5 Practical Improvisation Tips for Chord Progressions

If you start writing by trying to improvise random progressions, you’re likely wasting a lot of time.


Written by Gary Ewer, author of “The Essential Secrets of Songwriting” 6-ebook Bundle.


Improvising guitar chordsThere’s nothing random about a good chord progression. Those with some knowledge of music theory will know that. If it sounds good, there are real, identifiable reasons for that.

That makes it sound as though improvising chord progressions isn’t going to do you much good, but that’s not necessarily true. True enough, it isn’t going to do you much good if improvising means strumming any chord that comes into your mind. That will only eventually work if you have a lot of time to waste.

If you like improvising on chords as a first step to songwriting, here’s a list of ideas that can get your creative juices flowing, and will also maximize your time:
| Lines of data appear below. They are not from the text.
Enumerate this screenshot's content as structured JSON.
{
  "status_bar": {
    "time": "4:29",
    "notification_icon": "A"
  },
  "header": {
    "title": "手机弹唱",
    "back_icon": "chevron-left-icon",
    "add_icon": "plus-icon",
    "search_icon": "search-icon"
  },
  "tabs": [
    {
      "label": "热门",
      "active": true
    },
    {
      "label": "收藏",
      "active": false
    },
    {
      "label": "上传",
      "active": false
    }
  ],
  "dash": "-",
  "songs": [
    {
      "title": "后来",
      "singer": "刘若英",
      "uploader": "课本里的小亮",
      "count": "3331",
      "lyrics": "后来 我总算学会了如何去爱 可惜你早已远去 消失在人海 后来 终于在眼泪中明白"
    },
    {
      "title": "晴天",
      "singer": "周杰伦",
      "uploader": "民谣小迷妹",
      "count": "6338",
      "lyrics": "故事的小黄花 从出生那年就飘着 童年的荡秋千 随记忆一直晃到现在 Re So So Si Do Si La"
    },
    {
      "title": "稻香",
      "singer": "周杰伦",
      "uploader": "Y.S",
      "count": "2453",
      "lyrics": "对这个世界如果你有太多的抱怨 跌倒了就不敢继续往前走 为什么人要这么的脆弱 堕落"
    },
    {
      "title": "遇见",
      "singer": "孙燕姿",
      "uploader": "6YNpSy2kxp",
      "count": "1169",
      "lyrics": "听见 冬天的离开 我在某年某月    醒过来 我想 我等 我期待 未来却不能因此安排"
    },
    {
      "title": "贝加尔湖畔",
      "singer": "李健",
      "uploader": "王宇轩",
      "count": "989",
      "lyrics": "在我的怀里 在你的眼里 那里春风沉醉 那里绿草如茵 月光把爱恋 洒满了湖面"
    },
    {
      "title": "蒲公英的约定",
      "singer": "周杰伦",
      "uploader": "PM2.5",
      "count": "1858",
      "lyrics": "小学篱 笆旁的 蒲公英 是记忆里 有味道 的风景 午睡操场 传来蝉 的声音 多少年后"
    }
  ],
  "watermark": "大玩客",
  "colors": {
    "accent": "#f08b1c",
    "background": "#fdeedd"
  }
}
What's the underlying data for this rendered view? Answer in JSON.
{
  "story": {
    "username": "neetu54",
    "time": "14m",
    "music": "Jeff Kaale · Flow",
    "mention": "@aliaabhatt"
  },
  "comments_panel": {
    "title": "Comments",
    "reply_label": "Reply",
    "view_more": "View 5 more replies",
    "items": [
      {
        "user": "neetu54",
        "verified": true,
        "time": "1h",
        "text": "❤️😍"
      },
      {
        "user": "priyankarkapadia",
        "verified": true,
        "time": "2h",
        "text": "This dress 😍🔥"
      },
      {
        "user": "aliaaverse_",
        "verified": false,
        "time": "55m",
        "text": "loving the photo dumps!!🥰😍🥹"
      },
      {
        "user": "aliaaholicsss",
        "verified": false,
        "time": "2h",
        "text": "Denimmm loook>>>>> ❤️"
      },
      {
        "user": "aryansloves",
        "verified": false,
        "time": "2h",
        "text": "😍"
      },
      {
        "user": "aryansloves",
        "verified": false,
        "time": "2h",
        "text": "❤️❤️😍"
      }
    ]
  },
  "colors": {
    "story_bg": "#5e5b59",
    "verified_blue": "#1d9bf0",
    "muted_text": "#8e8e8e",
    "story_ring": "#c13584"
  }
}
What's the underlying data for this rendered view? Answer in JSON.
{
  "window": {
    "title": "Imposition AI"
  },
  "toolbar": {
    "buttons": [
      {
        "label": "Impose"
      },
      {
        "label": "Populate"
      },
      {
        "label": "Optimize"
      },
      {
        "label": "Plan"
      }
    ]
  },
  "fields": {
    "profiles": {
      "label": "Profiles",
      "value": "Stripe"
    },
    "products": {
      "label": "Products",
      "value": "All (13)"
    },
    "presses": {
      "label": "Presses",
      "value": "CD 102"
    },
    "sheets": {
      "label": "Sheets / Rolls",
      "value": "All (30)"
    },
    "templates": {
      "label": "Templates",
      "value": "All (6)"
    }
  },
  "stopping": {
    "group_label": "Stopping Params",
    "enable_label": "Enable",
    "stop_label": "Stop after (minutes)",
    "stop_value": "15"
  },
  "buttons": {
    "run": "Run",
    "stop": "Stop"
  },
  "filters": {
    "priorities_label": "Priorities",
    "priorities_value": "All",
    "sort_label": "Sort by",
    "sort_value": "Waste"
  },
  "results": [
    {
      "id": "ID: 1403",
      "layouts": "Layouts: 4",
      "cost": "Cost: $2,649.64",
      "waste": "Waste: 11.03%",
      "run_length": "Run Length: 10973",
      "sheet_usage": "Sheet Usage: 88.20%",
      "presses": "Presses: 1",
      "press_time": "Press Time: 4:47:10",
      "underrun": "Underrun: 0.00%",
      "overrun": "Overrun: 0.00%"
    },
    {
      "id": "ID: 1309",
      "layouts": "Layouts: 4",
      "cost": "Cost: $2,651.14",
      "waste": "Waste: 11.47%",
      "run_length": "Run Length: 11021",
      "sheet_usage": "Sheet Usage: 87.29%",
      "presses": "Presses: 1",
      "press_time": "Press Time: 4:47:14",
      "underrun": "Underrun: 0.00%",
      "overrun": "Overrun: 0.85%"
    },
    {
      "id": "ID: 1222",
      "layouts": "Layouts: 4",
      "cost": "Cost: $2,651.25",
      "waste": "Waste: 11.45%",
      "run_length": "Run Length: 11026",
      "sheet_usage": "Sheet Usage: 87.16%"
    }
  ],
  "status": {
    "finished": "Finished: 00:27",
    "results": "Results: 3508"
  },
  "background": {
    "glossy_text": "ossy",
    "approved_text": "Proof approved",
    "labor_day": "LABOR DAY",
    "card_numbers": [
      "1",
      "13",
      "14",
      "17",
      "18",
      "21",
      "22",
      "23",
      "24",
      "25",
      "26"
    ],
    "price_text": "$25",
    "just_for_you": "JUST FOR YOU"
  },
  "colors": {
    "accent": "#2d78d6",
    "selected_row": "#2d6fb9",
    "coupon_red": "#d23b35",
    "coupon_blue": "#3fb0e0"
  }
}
  1. Use published chord charts as a first step. Using chord progressions that have already been written down and “tested” saves you a lot of time. The best chord progressions are predictable (in the best sense of that word), and so why try to reinvent the wheel? There are lots of books out there with hundreds of chords ready for you to use.
  2. Modify a working progression to create something unique. If using chord charts worries you because you fear you’re going to miss creating something unique or exciting, you’re missing the point of what makes a progression unique. Take a close look at any progression you’ve heard and enjoyed for its innovation, and you’ll probably find that it’s only 1 or 2 chords in that progression that are particularly ear-catching. The rest is pretty normal. So the best way to proceed is to take a working, simple progression, play it a few times, and then start improvising unique replacements for chords, one chord at a time. For example, something simple like this: C Am Dm G C can become C Am Bb G C, or C Bb Dm G C, etc.
  3. Improvise short progressions by using long progressions as a starting point. Try this: create a long progression – something like 7 or 8 chords in length, like this: C F Am G F G C (I IV vi V IV V I). Now, start with the final chord, jump backward into the progression to a chord near the middle, and then play forward (normally) through the progression. If the 7 or 8 chords make a good progression, then any part of that progression, from any midpoint to the end, will also work.
  4. Improvise short progressions by extracting 2 or 3 chords out of the middle of a long progression. If a long progression works, 2 or 3 chords from the middle will also work. So in other words, take the progression in Tip #3 above, extract the 3 chords Am G F, and try moving back and forth between those 3 chords before continuing onward.
  5. Steal progressions from great songs as a starting point. Chords are not typically protected by copyright, so take a progression that you really like from a song that you love, and modify it as in Tip #4.

The idea behind these tips is to give you something that works as a starting point. That eliminates a lot of time wasted trying to find a progression that works in the first place. Once you’ve got chords that you like, use them to help create a melody by reading this post.


Gary EwerWritten by Gary Ewer. Follow on Twitter.

“The Essential Secrets of Songwriting” 6-eBook Bundle looks at songwriting from every angle, and has been used by thousands of songwriters. How to use chords, write melodies, and craft winning lyrics. (And you’ll receive a FREE copy of “From Amateur to Ace: Writing Songs Like a Pro.“)

Posted in Chord Progressions and tagged , , , , , , , .

Leave a Reply

Your email address will not be published. Required fields are marked *

This site uses Akismet to reduce spam. Learn how your comment data is processed.